Derek Christopher, chief information officer at Hines & Associates, weighs in on security risks that midmarket IT leaders face every day and how the Midsize Enterprise Summit helps to alleviate their pain points.
According to a recent survey by security provider Arctic Wolf Networks, 95 percent of IT leaders are highly confident in their cybersecurity defense. However, many midmarket organizations struggle to defend against malicious activity. Senior IT leaders cover a wider range of responsibilities and lack the bandwidth to focus solely on security.
What’s worse is that these midmarket companies are becoming numb to security breaches, says Derek Christopher, chief information officer at Hines & Associates.
“We’re still at the lower end of the spectrum as far as taking security seriously.”
“You’re starting to hear more about organizations that are having breaches. My fear is that we’re becoming numb to it because we hear of it so much,” says Christopher. He adds that this is especially concerning for organizations working in healthcare responsible for protecting patient records, which have become valuable information for hackers today.

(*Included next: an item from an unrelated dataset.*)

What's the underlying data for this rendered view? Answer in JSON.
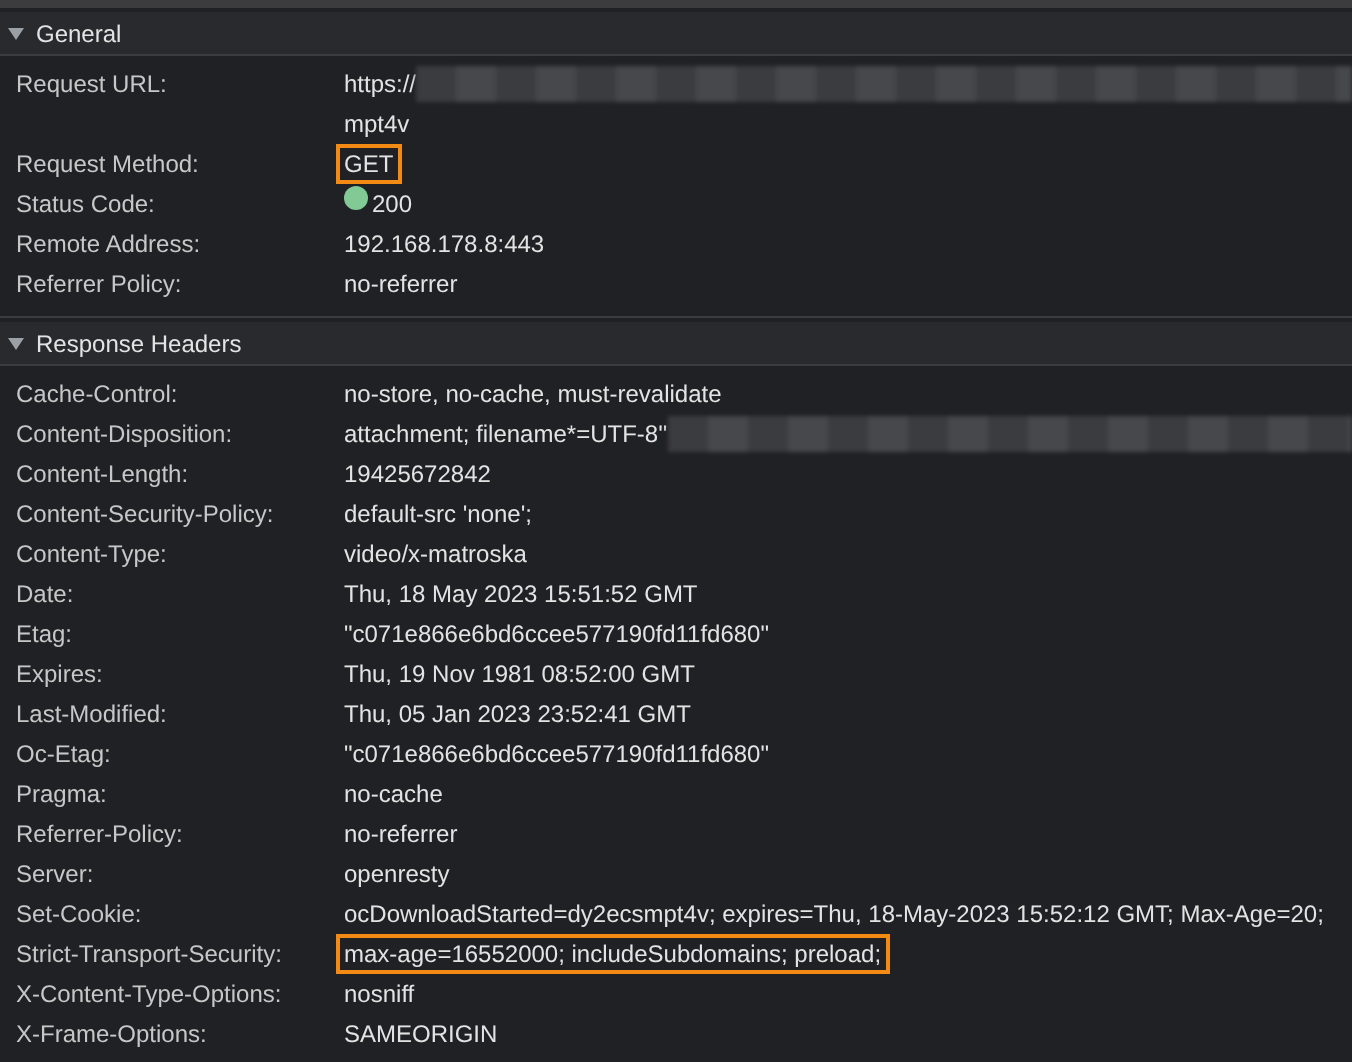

“For smaller organizations such as myself, we deal with a lot of small doctors’ offices where technology may not be at the forefront,” says Christopher. This can be particularly difficult for senior IT leaders, such as Christopher, who must work around the limitations of their customers. This leads to even greater security risks.
Christopher finds that interaction with his peers at events like the Midsize Enterprise Summit help quell his pain points.
Christopher says MES helps him talk to vendors about how they can help him become more efficient. There are other senior IT leaders who can attest to certain solutions and give recommendations on which ones best understand the needs of the midmarket.
He says MES has done a great job connecting IT leaders to vendors that understand issues facing the SMB audience and “the value proposition in presenting to midsize companies.”
By understanding risk and taking steps toward educating themselves on how to better position themselves for success, midmarket leaders can build strong security postures within their organizations.